Krassó became truly famous after he renamed the street named since 1968 after Ferenc Münnich, who had played an decisive role in post-1956 repression, to its former name, and also organized the removal of the statue of Münnich on Honvéd Square. These actions brought together all the characteristics of Krassó’s politics around 1989. Firstly, the Hungarian October Party was rather Krassó’ss one-man party, and its affairs were Krassó’s personal affairs. For instance, the Ferenc Münnich Street was renamed not only because of the political legacy of its namesake (many streets named after communist politicians could have been found), but also because Krassó happened to live on that very street. Secondly, these events can easily be seen as re-enactments of his own 1945–1956 political activism, from toppling statues to agitating in factory gates; as if Krassó in 1989 reached back to his own former tools. Thirdly, Krassó’s actions were more angry rants against the regimes before and after 1989, than attempts at building a popular force out of the losers of those regimes. Although Krassó, a bohemian and extroverted plebeian leftist commuting between Budapest and London, was sharply and accurately critical of the Hungarian regime change, he was unable to organize “his people,” so that the Hungarian October Party would be “the party of the street” not only in its name and program.

Banner of the Hungarian October Party, “the party of the street,” above Falk Miksa Street (leading to the Hungarian Parliament).
(HU OSA 440 Éva Kapitány’s Photo Archive, under processing at Blinken OSA)

Already during the regime change period, Krassó stood by the losers of the transition, and against the elites before and after 1989; behind his loudly proclaimed anti-Communism, a Leftist anger was at work. When, after a series of heart attacks, he passed away in 1991, his funeral was attended by those he could not organize.
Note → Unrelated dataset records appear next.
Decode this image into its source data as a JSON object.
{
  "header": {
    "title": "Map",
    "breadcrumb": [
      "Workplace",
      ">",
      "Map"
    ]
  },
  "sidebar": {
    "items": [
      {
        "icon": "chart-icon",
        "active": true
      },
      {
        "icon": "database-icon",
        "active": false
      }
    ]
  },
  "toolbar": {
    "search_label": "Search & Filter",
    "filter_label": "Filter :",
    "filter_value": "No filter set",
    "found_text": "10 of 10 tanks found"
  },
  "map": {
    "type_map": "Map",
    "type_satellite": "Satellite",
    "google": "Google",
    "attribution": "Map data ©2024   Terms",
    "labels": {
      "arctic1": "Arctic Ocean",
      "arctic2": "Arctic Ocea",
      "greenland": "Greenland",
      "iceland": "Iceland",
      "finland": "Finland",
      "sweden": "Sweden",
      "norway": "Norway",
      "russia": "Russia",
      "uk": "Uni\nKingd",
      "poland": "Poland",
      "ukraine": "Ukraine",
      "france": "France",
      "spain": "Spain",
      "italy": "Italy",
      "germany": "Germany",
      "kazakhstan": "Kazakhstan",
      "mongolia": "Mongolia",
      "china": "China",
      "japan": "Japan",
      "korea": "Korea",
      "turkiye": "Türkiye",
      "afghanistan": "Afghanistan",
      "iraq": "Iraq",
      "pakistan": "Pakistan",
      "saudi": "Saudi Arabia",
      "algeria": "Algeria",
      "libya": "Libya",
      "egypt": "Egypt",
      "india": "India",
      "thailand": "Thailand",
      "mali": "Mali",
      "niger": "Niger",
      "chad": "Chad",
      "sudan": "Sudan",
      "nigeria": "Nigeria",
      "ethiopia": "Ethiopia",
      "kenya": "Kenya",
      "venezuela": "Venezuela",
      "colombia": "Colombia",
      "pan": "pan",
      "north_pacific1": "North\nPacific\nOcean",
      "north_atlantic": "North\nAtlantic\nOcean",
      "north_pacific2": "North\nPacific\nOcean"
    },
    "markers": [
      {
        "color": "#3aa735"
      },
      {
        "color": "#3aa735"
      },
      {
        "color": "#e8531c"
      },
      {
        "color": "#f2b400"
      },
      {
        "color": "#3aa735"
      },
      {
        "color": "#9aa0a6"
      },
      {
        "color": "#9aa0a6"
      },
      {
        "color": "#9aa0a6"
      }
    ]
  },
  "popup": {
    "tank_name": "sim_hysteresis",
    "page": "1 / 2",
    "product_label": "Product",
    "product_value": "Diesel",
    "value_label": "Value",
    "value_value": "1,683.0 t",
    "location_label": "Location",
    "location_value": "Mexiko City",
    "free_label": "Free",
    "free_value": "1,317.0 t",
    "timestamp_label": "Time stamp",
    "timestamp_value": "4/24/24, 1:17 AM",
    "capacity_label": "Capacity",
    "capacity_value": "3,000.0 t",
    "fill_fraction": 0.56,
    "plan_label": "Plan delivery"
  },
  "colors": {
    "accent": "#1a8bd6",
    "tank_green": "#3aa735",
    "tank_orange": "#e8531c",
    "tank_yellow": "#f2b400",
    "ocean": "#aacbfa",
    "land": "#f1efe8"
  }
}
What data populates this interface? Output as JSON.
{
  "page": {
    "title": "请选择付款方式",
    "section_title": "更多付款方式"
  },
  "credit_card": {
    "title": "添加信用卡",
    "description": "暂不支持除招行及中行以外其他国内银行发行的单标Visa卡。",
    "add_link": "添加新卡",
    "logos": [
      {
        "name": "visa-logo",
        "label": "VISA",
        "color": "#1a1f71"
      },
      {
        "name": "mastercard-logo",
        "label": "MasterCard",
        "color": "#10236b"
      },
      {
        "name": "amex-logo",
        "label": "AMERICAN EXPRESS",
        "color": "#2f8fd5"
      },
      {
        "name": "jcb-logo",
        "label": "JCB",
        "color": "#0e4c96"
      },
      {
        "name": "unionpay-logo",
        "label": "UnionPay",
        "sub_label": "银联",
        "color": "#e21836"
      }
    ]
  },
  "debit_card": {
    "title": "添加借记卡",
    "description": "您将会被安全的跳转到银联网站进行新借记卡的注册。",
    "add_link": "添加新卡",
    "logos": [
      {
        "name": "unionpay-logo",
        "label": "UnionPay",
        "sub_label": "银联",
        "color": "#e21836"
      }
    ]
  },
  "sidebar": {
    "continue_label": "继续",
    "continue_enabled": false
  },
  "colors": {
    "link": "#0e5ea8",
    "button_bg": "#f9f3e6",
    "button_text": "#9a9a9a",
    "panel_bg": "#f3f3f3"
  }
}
As Ferenc Kőszeg said that day, in the midst of the reparations debates following 1989, “Those who came were primarily . . . those who were hardly interested in the reparation issue, because they never had anything to take away from them, neither in 1938 nor in 1949.”